Whenever a line in this data holds the word "java", report that line in full.

┄┄┄┄┄┄┄┄┄┄┄┄┄┄┄┄┄┄┄┄

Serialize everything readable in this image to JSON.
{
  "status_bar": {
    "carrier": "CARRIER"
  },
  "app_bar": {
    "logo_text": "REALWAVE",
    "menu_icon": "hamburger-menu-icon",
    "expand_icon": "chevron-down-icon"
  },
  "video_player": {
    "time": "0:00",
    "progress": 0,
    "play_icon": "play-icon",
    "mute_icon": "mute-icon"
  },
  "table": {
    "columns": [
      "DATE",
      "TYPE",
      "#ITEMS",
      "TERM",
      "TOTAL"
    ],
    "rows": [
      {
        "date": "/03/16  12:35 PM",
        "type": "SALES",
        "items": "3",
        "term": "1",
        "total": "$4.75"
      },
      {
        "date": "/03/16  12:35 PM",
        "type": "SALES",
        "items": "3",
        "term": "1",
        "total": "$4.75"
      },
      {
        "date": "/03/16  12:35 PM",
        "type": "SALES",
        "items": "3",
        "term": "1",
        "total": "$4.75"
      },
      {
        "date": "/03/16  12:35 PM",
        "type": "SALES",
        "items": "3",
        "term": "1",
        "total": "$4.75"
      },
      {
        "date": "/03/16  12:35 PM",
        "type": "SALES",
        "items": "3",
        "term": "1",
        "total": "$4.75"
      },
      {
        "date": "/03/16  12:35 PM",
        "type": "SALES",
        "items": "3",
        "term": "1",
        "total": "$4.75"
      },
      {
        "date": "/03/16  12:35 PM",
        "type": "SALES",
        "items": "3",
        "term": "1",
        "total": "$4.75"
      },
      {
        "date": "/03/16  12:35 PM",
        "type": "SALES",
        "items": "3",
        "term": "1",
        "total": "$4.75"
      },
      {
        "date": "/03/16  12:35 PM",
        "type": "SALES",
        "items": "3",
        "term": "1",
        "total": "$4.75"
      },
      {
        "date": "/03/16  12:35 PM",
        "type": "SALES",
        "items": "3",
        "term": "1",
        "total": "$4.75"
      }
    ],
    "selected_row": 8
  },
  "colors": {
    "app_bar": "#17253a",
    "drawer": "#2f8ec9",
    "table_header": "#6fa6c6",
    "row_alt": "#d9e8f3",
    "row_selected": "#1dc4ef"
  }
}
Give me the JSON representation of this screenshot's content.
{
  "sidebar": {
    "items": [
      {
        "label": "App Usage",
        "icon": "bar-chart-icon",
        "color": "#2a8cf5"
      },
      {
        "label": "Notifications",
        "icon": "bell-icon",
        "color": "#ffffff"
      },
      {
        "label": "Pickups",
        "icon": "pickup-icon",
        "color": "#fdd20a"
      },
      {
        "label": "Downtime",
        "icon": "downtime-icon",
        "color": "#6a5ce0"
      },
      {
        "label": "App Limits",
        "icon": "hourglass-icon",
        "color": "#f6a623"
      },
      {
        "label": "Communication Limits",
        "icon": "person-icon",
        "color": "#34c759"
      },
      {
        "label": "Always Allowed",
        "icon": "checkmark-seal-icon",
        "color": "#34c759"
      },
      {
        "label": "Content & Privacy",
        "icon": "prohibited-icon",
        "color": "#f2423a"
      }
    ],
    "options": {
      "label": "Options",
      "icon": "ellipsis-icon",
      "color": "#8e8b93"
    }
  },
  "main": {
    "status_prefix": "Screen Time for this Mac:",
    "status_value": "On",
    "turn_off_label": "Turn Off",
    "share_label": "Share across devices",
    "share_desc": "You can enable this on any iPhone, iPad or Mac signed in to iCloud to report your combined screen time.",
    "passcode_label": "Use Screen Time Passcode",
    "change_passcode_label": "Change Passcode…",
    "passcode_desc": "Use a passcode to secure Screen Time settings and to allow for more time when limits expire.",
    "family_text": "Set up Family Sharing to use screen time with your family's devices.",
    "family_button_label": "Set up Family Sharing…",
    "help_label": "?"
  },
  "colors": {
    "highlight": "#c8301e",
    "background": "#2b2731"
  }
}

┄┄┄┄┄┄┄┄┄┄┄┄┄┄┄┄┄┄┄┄

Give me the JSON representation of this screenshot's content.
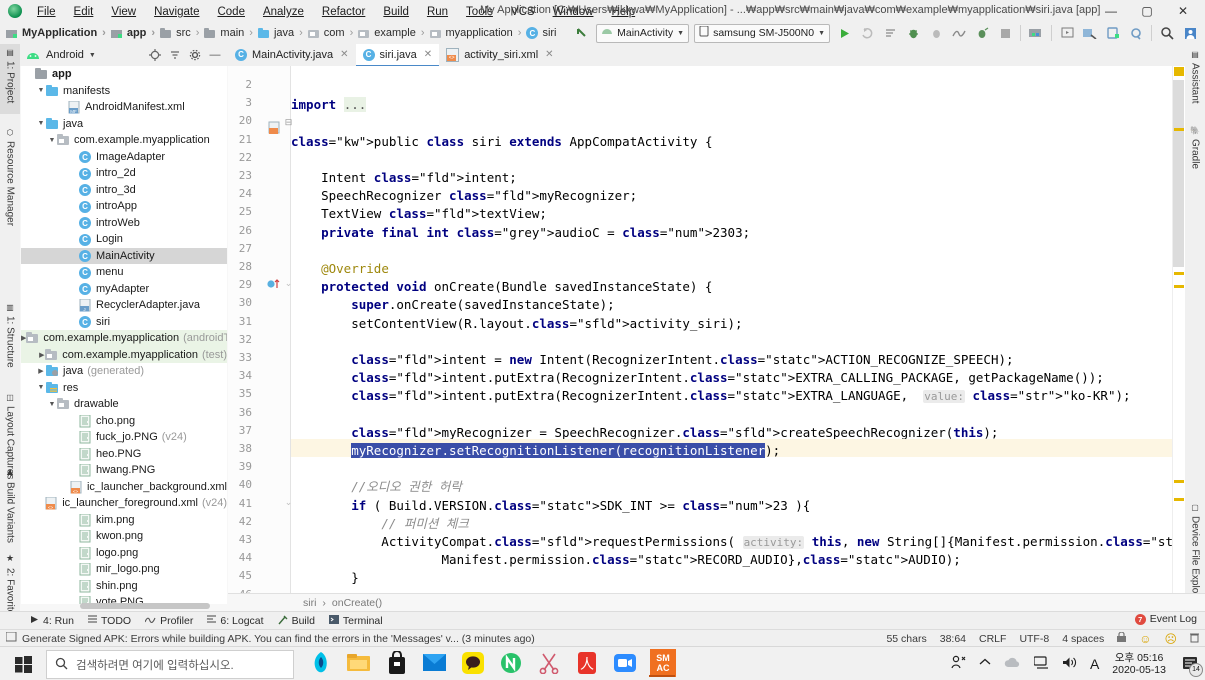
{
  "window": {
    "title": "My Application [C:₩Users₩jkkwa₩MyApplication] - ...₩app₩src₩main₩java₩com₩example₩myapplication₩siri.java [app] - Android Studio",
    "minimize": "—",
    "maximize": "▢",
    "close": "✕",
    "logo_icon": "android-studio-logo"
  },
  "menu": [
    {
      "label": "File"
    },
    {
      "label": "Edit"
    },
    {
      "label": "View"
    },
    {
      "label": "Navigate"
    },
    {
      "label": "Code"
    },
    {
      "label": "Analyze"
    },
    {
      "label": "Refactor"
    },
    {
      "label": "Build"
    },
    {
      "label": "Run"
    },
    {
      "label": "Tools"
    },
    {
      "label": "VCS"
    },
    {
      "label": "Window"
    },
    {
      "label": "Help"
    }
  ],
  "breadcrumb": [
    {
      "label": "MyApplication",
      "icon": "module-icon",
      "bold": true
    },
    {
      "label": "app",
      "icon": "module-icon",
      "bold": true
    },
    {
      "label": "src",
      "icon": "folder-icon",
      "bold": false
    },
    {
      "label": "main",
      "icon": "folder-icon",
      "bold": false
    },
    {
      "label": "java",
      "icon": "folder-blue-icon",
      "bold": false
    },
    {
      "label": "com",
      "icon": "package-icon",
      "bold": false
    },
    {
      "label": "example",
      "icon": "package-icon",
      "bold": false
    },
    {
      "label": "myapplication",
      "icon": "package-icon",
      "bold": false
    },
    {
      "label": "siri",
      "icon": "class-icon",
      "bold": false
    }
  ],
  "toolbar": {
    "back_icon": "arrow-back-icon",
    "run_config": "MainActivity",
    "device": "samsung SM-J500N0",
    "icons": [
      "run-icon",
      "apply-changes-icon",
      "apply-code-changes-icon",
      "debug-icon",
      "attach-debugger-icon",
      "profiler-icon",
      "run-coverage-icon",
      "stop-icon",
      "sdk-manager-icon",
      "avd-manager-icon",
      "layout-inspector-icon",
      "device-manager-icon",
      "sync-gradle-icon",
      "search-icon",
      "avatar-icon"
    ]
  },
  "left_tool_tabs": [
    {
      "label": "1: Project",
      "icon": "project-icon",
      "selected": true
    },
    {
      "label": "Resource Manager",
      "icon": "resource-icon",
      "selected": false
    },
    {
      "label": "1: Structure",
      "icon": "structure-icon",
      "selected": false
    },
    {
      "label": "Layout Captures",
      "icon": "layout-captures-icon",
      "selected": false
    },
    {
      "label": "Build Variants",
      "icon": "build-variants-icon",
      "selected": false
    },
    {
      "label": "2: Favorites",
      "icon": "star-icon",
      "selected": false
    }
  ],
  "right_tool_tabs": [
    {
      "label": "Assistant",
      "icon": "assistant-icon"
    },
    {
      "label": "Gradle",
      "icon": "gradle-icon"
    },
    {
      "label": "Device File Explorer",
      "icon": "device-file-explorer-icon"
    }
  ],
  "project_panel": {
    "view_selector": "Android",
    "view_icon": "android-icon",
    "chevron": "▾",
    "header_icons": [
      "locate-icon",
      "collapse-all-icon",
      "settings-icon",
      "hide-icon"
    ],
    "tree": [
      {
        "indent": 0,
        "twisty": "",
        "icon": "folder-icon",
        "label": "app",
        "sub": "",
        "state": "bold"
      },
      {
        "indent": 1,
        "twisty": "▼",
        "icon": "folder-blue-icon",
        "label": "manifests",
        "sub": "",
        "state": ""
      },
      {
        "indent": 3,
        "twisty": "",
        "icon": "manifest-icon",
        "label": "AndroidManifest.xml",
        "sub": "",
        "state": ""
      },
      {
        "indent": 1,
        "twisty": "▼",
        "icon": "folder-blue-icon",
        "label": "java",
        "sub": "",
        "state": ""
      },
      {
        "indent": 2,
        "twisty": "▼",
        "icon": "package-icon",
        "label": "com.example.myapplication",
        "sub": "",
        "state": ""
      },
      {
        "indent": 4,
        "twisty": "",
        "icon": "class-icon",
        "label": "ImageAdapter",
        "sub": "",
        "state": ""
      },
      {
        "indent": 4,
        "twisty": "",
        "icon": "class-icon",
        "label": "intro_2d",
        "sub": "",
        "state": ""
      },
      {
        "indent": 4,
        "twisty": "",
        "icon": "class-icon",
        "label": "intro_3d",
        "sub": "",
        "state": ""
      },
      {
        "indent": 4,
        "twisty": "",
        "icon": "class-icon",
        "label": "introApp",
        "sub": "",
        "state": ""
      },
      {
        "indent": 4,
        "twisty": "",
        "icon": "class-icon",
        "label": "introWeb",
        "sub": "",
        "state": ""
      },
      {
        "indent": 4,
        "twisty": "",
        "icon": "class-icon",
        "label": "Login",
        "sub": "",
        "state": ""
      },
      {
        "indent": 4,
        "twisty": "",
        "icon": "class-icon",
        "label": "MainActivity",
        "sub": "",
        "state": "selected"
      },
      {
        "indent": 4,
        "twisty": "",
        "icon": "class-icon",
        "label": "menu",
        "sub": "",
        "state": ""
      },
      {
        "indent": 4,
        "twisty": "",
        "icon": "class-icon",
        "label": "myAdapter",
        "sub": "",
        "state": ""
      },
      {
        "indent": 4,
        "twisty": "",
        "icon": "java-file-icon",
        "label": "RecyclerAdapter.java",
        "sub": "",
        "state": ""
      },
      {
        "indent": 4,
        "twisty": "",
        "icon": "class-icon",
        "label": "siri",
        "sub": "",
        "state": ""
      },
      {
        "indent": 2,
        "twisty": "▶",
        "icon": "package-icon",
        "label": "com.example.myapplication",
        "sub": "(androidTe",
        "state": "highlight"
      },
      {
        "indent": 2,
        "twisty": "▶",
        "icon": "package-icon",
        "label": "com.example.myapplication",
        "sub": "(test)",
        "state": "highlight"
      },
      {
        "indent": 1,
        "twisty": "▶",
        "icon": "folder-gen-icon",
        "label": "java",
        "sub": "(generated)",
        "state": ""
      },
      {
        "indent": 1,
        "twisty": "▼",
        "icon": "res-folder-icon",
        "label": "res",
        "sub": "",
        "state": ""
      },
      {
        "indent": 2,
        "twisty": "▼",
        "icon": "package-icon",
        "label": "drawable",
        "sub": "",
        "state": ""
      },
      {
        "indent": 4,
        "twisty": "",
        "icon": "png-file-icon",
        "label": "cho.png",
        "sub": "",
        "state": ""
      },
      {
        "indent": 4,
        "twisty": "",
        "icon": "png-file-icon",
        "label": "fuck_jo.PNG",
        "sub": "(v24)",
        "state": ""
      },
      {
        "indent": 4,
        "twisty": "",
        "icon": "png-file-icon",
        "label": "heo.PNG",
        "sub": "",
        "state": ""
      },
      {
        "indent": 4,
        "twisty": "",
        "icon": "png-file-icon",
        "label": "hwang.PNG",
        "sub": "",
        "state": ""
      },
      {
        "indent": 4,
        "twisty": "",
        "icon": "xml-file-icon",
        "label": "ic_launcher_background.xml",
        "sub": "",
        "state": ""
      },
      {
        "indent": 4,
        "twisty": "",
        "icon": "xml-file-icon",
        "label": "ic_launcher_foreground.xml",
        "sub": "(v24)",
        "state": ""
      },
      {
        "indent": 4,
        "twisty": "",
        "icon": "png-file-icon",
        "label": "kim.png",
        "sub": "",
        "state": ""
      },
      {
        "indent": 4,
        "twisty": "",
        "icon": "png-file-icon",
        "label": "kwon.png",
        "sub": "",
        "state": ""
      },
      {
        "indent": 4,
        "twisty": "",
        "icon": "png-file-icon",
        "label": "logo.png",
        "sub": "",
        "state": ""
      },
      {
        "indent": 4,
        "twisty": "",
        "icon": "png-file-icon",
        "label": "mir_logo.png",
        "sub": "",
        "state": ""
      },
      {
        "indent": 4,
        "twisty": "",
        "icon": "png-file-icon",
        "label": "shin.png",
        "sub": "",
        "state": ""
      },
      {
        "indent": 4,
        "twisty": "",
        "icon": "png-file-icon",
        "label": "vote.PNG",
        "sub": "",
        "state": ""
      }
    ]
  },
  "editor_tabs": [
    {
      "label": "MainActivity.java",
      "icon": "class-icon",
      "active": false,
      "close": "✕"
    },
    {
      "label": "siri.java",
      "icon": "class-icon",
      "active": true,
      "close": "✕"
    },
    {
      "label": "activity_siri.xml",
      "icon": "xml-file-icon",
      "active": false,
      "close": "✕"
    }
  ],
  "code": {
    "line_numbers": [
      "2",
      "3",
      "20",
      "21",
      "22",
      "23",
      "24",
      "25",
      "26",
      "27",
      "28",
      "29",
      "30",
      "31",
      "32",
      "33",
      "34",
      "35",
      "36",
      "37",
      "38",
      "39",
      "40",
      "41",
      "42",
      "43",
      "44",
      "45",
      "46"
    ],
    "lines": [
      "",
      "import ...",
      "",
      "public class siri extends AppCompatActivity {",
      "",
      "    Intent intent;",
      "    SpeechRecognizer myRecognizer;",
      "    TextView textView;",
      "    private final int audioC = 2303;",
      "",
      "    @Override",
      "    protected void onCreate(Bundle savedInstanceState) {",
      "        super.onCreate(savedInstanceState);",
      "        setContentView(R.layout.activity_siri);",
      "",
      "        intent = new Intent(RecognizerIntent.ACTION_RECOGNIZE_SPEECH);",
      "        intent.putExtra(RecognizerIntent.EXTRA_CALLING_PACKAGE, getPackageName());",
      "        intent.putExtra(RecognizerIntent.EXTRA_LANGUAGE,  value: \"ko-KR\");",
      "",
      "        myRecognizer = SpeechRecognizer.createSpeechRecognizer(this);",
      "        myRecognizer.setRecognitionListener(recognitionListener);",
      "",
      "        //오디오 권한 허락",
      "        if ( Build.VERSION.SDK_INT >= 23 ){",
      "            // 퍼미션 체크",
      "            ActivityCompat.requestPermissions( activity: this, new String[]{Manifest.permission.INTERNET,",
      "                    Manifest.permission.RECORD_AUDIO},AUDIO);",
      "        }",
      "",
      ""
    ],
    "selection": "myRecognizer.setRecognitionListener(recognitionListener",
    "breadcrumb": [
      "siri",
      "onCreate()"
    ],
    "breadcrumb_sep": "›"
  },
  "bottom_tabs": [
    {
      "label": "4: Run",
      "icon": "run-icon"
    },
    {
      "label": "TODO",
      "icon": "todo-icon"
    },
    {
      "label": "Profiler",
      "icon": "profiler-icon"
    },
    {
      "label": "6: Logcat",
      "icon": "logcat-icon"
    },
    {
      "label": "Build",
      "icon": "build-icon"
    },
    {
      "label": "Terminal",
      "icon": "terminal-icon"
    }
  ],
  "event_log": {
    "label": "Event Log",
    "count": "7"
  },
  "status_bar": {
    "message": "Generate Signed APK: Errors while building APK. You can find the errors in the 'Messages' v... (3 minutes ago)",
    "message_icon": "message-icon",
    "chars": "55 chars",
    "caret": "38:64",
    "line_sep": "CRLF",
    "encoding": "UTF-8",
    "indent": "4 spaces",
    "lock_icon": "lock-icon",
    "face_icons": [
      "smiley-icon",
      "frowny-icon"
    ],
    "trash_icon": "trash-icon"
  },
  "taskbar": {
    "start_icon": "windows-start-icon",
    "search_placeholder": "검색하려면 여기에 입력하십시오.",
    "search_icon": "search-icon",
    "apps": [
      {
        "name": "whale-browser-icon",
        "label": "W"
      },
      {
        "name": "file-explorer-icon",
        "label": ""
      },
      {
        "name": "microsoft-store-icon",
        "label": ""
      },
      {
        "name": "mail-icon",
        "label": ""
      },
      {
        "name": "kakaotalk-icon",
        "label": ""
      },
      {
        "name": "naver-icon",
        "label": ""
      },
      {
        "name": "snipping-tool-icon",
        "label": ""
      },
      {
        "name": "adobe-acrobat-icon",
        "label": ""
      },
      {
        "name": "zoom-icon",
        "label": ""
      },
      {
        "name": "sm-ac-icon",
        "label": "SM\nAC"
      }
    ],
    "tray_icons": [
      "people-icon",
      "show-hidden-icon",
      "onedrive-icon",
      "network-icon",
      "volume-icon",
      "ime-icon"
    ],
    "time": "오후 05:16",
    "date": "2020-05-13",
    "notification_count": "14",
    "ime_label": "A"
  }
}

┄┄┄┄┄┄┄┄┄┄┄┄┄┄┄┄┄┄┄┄

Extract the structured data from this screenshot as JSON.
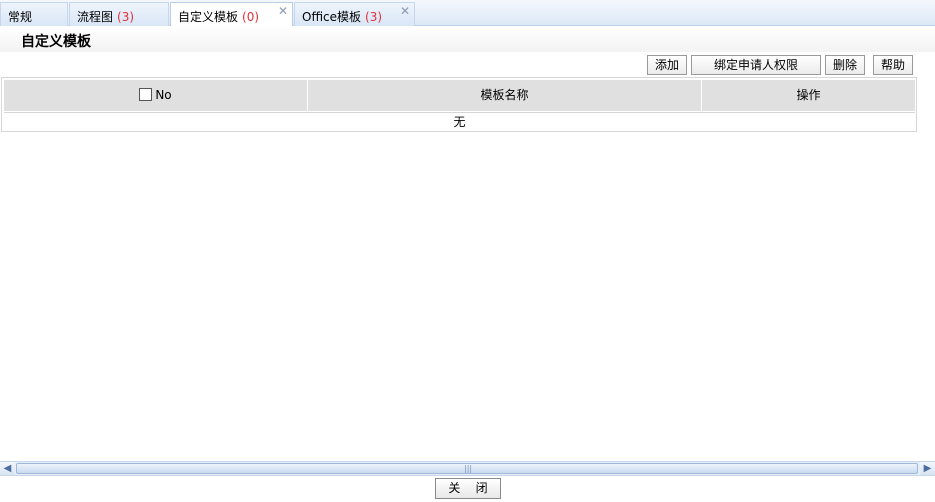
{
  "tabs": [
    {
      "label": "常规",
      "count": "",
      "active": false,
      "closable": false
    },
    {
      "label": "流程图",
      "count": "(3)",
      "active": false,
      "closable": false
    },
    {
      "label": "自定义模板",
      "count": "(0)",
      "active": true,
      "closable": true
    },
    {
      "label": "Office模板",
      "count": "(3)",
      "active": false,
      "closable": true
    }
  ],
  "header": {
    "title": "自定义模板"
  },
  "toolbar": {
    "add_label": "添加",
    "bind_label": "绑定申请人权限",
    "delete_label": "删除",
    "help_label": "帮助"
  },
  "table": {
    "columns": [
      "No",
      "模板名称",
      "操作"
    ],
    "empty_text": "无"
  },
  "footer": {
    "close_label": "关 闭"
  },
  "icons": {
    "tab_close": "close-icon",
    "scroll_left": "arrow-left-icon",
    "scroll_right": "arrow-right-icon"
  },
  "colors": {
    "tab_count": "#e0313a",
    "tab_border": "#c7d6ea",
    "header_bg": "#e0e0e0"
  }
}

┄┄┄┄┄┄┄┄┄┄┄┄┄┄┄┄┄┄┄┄

Task result:
    "title": "My Application [C:₩Users₩jkkwa₩MyApplication] - ...₩app₩src₩main₩java₩com₩example₩myapplication₩siri.java [app] - Android Studio",
      "label": "java",
        "label": "java",
        "icon": "java-file-icon",
        "label": "RecyclerAdapter.java",
        "label": "java",
      "label": "MainActivity.java",
      "label": "siri.java",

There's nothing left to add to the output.